▶ _Your instructions_:
Each line in these records that contains "located" counts once. Give the number only.

══════════

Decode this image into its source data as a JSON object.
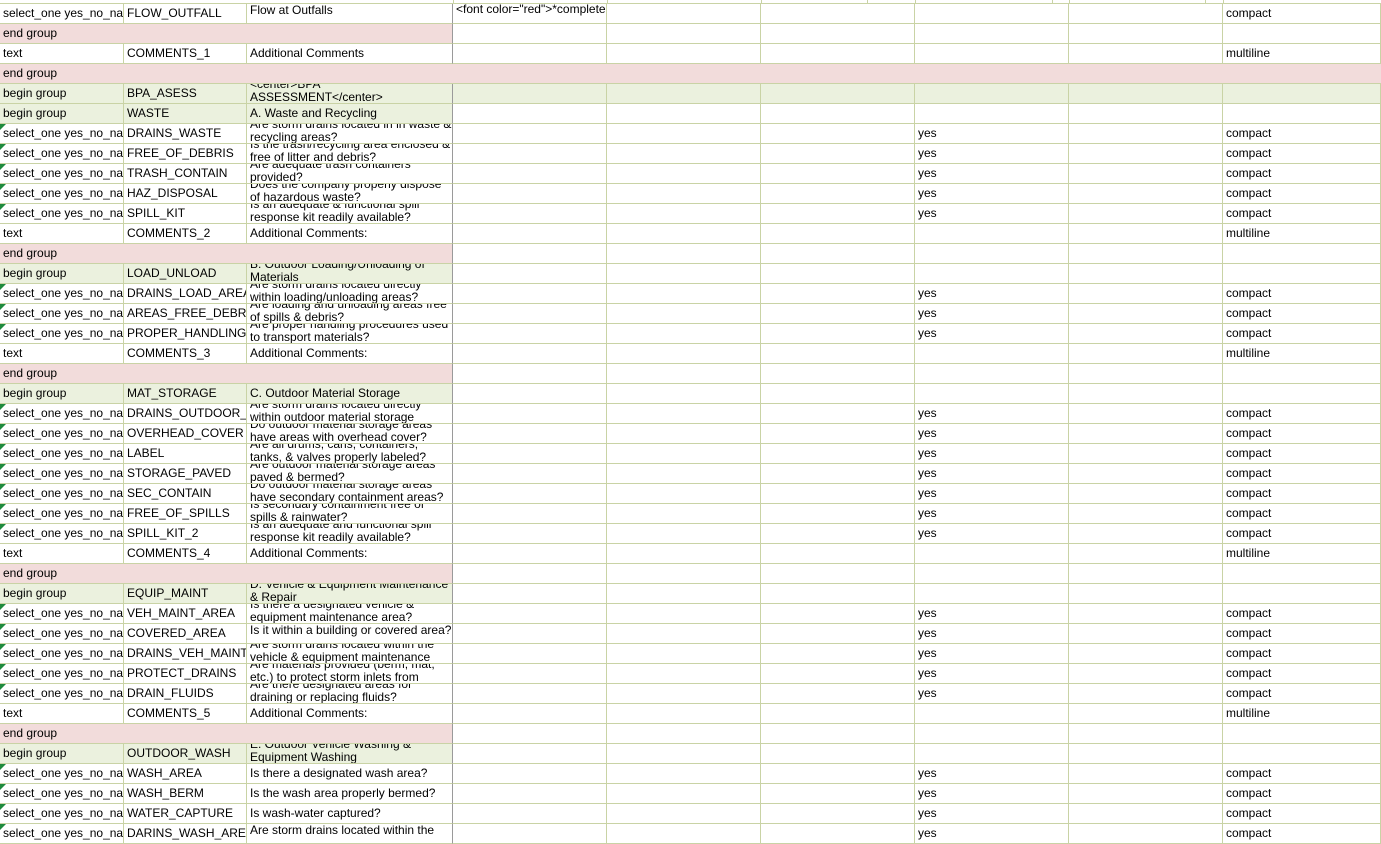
{
  "sheet": {
    "top_partial_text": "<font color=\"red\">*complete",
    "rows": [
      {
        "kind": "q",
        "c0": "select_one yes_no_na",
        "c1": "FLOW_OUTFALL",
        "c2": "Flow at Outfalls",
        "c3": "<font color=\"red\">*complete",
        "c6": "",
        "c8": "compact",
        "tri": false
      },
      {
        "kind": "end"
      },
      {
        "kind": "text",
        "c0": "text",
        "c1": "COMMENTS_1",
        "c2": "Additional Comments",
        "c8": "multiline"
      },
      {
        "kind": "endfull"
      },
      {
        "kind": "beginfull",
        "c0": "begin group",
        "c1": "BPA_ASESS",
        "c2": "<center>BPA ASSESSMENT</center>"
      },
      {
        "kind": "begin",
        "c0": "begin group",
        "c1": "WASTE",
        "c2": "A. Waste and Recycling"
      },
      {
        "kind": "q",
        "c0": "select_one yes_no_na",
        "c1": "DRAINS_WASTE",
        "c2": "Are storm drains located in in waste & recycling areas?",
        "c6": "yes",
        "c8": "compact",
        "tri": true
      },
      {
        "kind": "q",
        "c0": "select_one yes_no_na",
        "c1": "FREE_OF_DEBRIS",
        "c2": "Is the trash/recycling area enclosed & free of litter and debris?",
        "c6": "yes",
        "c8": "compact",
        "tri": true
      },
      {
        "kind": "q",
        "c0": "select_one yes_no_na",
        "c1": "TRASH_CONTAIN",
        "c2": "Are adequate trash containers provided?",
        "c6": "yes",
        "c8": "compact",
        "tri": true
      },
      {
        "kind": "q",
        "c0": "select_one yes_no_na",
        "c1": "HAZ_DISPOSAL",
        "c2": "Does the company properly dispose of hazardous waste?",
        "c6": "yes",
        "c8": "compact",
        "tri": true
      },
      {
        "kind": "q",
        "c0": "select_one yes_no_na",
        "c1": "SPILL_KIT",
        "c2": "Is an adequate & functional spill response kit readily available?",
        "c6": "yes",
        "c8": "compact",
        "tri": true
      },
      {
        "kind": "text",
        "c0": "text",
        "c1": "COMMENTS_2",
        "c2": "Additional Comments:",
        "c8": "multiline"
      },
      {
        "kind": "end"
      },
      {
        "kind": "begin",
        "c0": "begin group",
        "c1": "LOAD_UNLOAD",
        "c2": "B. Outdoor Loading/Unloading of Materials"
      },
      {
        "kind": "q",
        "c0": "select_one yes_no_na",
        "c1": "DRAINS_LOAD_AREA",
        "c2": "Are storm drains located directly within loading/unloading areas?",
        "c6": "yes",
        "c8": "compact",
        "tri": true
      },
      {
        "kind": "q",
        "c0": "select_one yes_no_na",
        "c1": "AREAS_FREE_DEBRIS",
        "c2": "Are loading and unloading areas free of spills & debris?",
        "c6": "yes",
        "c8": "compact",
        "tri": true
      },
      {
        "kind": "q",
        "c0": "select_one yes_no_na",
        "c1": "PROPER_HANDLING",
        "c2": "Are proper handling procedures used to transport materials?",
        "c6": "yes",
        "c8": "compact",
        "tri": true
      },
      {
        "kind": "text",
        "c0": "text",
        "c1": "COMMENTS_3",
        "c2": "Additional Comments:",
        "c8": "multiline"
      },
      {
        "kind": "end"
      },
      {
        "kind": "begin",
        "c0": "begin group",
        "c1": "MAT_STORAGE",
        "c2": "C. Outdoor Material Storage"
      },
      {
        "kind": "q",
        "c0": "select_one yes_no_na",
        "c1": "DRAINS_OUTDOOR_",
        "c2": "Are storm drains located directly within outdoor material storage",
        "c6": "yes",
        "c8": "compact",
        "tri": true
      },
      {
        "kind": "q",
        "c0": "select_one yes_no_na",
        "c1": "OVERHEAD_COVER",
        "c2": "Do outdoor material storage areas have areas with overhead cover?",
        "c6": "yes",
        "c8": "compact",
        "tri": true
      },
      {
        "kind": "q",
        "c0": "select_one yes_no_na",
        "c1": "LABEL",
        "c2": "Are all drums, cans, containers, tanks, & valves properly labeled?",
        "c6": "yes",
        "c8": "compact",
        "tri": true
      },
      {
        "kind": "q",
        "c0": "select_one yes_no_na",
        "c1": "STORAGE_PAVED",
        "c2": "Are outdoor material storage areas paved & bermed?",
        "c6": "yes",
        "c8": "compact",
        "tri": true
      },
      {
        "kind": "q",
        "c0": "select_one yes_no_na",
        "c1": "SEC_CONTAIN",
        "c2": "Do outdoor material storage areas have secondary containment areas?",
        "c6": "yes",
        "c8": "compact",
        "tri": true
      },
      {
        "kind": "q",
        "c0": "select_one yes_no_na",
        "c1": "FREE_OF_SPILLS",
        "c2": "Is secondary containment free of spills & rainwater?",
        "c6": "yes",
        "c8": "compact",
        "tri": true
      },
      {
        "kind": "q",
        "c0": "select_one yes_no_na",
        "c1": "SPILL_KIT_2",
        "c2": "Is an adequate and functional spill response kit readily available?",
        "c6": "yes",
        "c8": "compact",
        "tri": true
      },
      {
        "kind": "text",
        "c0": "text",
        "c1": "COMMENTS_4",
        "c2": "Additional Comments:",
        "c8": "multiline"
      },
      {
        "kind": "end"
      },
      {
        "kind": "begin",
        "c0": "begin group",
        "c1": "EQUIP_MAINT",
        "c2": "D. Vehicle & Equipment Maintenance & Repair"
      },
      {
        "kind": "q",
        "c0": "select_one yes_no_na",
        "c1": "VEH_MAINT_AREA",
        "c2": "Is there a designated vehicle & equipment maintenance area?",
        "c6": "yes",
        "c8": "compact",
        "tri": true
      },
      {
        "kind": "q",
        "c0": "select_one yes_no_na",
        "c1": "COVERED_AREA",
        "c2": "Is it within a building or covered area?",
        "c6": "yes",
        "c8": "compact",
        "tri": true
      },
      {
        "kind": "q",
        "c0": "select_one yes_no_na",
        "c1": "DRAINS_VEH_MAINT",
        "c2": "Are storm drains located within the vehicle & equipment maintenance",
        "c6": "yes",
        "c8": "compact",
        "tri": true
      },
      {
        "kind": "q",
        "c0": "select_one yes_no_na",
        "c1": "PROTECT_DRAINS",
        "c2": "Are materials provided (berm, mat, etc.) to protect storm inlets from",
        "c6": "yes",
        "c8": "compact",
        "tri": true
      },
      {
        "kind": "q",
        "c0": "select_one yes_no_na",
        "c1": "DRAIN_FLUIDS",
        "c2": "Are there designated areas for draining or replacing fluids?",
        "c6": "yes",
        "c8": "compact",
        "tri": true
      },
      {
        "kind": "text",
        "c0": "text",
        "c1": "COMMENTS_5",
        "c2": "Additional Comments:",
        "c8": "multiline"
      },
      {
        "kind": "end"
      },
      {
        "kind": "begin",
        "c0": "begin group",
        "c1": "OUTDOOR_WASH",
        "c2": "E. Outdoor Vehicle Washing & Equipment Washing"
      },
      {
        "kind": "q",
        "c0": "select_one yes_no_na",
        "c1": "WASH_AREA",
        "c2": "Is there a designated wash area?",
        "c6": "yes",
        "c8": "compact",
        "tri": true,
        "single": true
      },
      {
        "kind": "q",
        "c0": "select_one yes_no_na",
        "c1": "WASH_BERM",
        "c2": "Is the wash area properly bermed?",
        "c6": "yes",
        "c8": "compact",
        "tri": true,
        "single": true
      },
      {
        "kind": "q",
        "c0": "select_one yes_no_na",
        "c1": "WATER_CAPTURE",
        "c2": "Is wash-water captured?",
        "c6": "yes",
        "c8": "compact",
        "tri": true,
        "single": true
      },
      {
        "kind": "q",
        "c0": "select_one yes_no_na",
        "c1": "DARINS_WASH_AREA",
        "c2": "Are storm drains located within the",
        "c6": "yes",
        "c8": "compact",
        "tri": true
      }
    ]
  }
}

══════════

▶ _Solution for this exercise_:
5